What lab tests are useful for the clinical diagnosis of Giant Cell Arteritis?
The erythrocyte sedimentation rate (ESR) is the most useful laboratory test and tends to be higher in GCA than in other vasculitides. It is almost always >50 mm/hour (85%–90%), typically 80 to 100 mm/hour by the Westergren method. Although ESR is highly sensitive in GCA, specificity is poor. A minority of patients (10%–15%) will have a “normal” ESR. These patients typically have fewer systemic symptoms with an ESR of 40 to 50 mm/hour accompanied by an elevated C-reactive protein (CRP). Less than 5-10% will have both an ESR < 30mm/hr and a normal CRP.
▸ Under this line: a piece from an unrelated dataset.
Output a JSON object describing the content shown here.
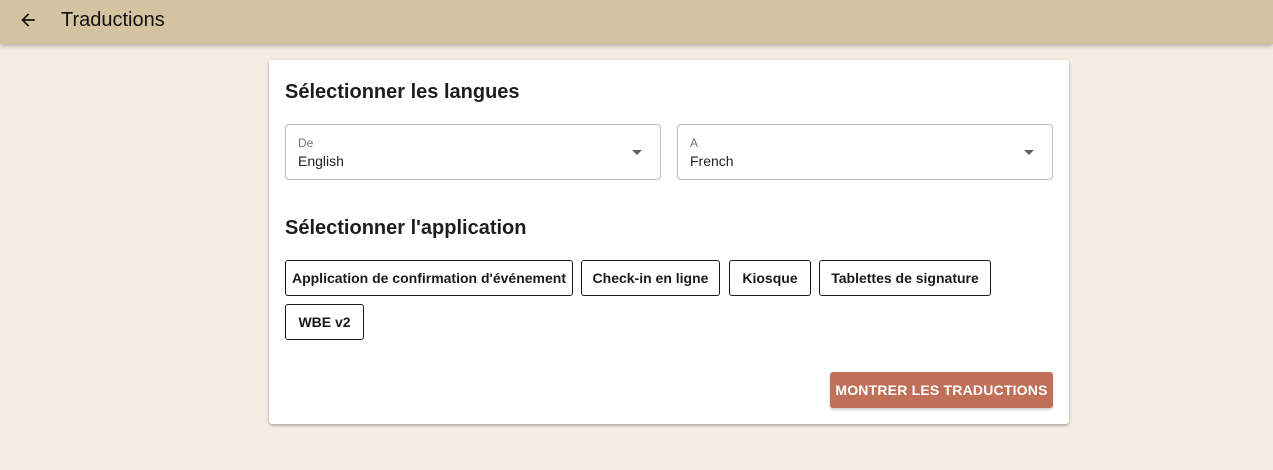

Other nonspecific markers of systemic inflammation, including anemia, thrombocytosis, abnormal liver function tests (especially alkaline phosphatase), and an elevated CRP (frequently to very high levels, >10 mg/dL), are commonly seen. None of these tests is diagnostic. GCA has no associated autoantibodies, such as rheumatoid factor and antinuclear antibody.